[Dataset rows for apps and sites]
═══
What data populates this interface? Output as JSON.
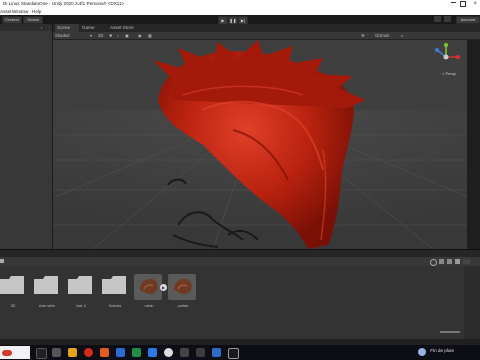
{
  "window": {
    "title": "Di Linux StandaloOne - Unity 2020.3.4f1 Personal* <DX11>",
    "menu": [
      "Asset",
      "Window",
      "Help"
    ]
  },
  "toolbar": {
    "left_buttons": [
      "Context",
      "Global"
    ],
    "play_buttons": [
      "play-icon",
      "pause-icon",
      "step-icon"
    ],
    "right_label": "Account"
  },
  "scene": {
    "tabs": [
      "Scene",
      "Game",
      "Asset Store"
    ],
    "shading_mode": "Shaded",
    "mode_2d": "2D",
    "gizmos_label": "Gizmos",
    "persp_label": "< Persp"
  },
  "project": {
    "assets": [
      {
        "label": "3D",
        "kind": "folder"
      },
      {
        "label": "char sirim",
        "kind": "folder"
      },
      {
        "label": "hair 4",
        "kind": "folder"
      },
      {
        "label": "Scenes",
        "kind": "folder"
      },
      {
        "label": "cabin",
        "kind": "prefab"
      },
      {
        "label": "prefab",
        "kind": "prefab"
      }
    ]
  },
  "taskbar": {
    "weather_text": "Fin de pluie"
  },
  "colors": {
    "hair_dark": "#8a1208",
    "hair_mid": "#b8220f",
    "hair_light": "#e0402a",
    "viewport_bg": "#3d3d3d",
    "gizmo_x": "#d33333",
    "gizmo_y": "#7cc832",
    "gizmo_z": "#3a7bd5"
  }
}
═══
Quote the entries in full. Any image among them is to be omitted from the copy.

__FINISHED EXERCISE__.
What data populates this interface? Output as JSON.
{
  "window": {
    "title": "Di Linux StandaloOne - Unity 2020.3.4f1 Personal* <DX11>",
    "menu": [
      "Asset",
      "Window",
      "Help"
    ]
  },
  "toolbar": {
    "left_buttons": [
      "Context",
      "Global"
    ],
    "play_buttons": [
      "play-icon",
      "pause-icon",
      "step-icon"
    ],
    "right_label": "Account"
  },
  "scene": {
    "tabs": [
      "Scene",
      "Game",
      "Asset Store"
    ],
    "shading_mode": "Shaded",
    "mode_2d": "2D",
    "gizmos_label": "Gizmos",
    "persp_label": "< Persp"
  },
  "project": {
    "assets": [
      {
        "label": "3D",
        "kind": "folder"
      },
      {
        "label": "char sirim",
        "kind": "folder"
      },
      {
        "label": "hair 4",
        "kind": "folder"
      },
      {
        "label": "Scenes",
        "kind": "folder"
      },
      {
        "label": "cabin",
        "kind": "prefab"
      },
      {
        "label": "prefab",
        "kind": "prefab"
      }
    ]
  },
  "taskbar": {
    "weather_text": "Fin de pluie"
  },
  "colors": {
    "hair_dark": "#8a1208",
    "hair_mid": "#b8220f",
    "hair_light": "#e0402a",
    "viewport_bg": "#3d3d3d",
    "gizmo_x": "#d33333",
    "gizmo_y": "#7cc832",
    "gizmo_z": "#3a7bd5"
  }
}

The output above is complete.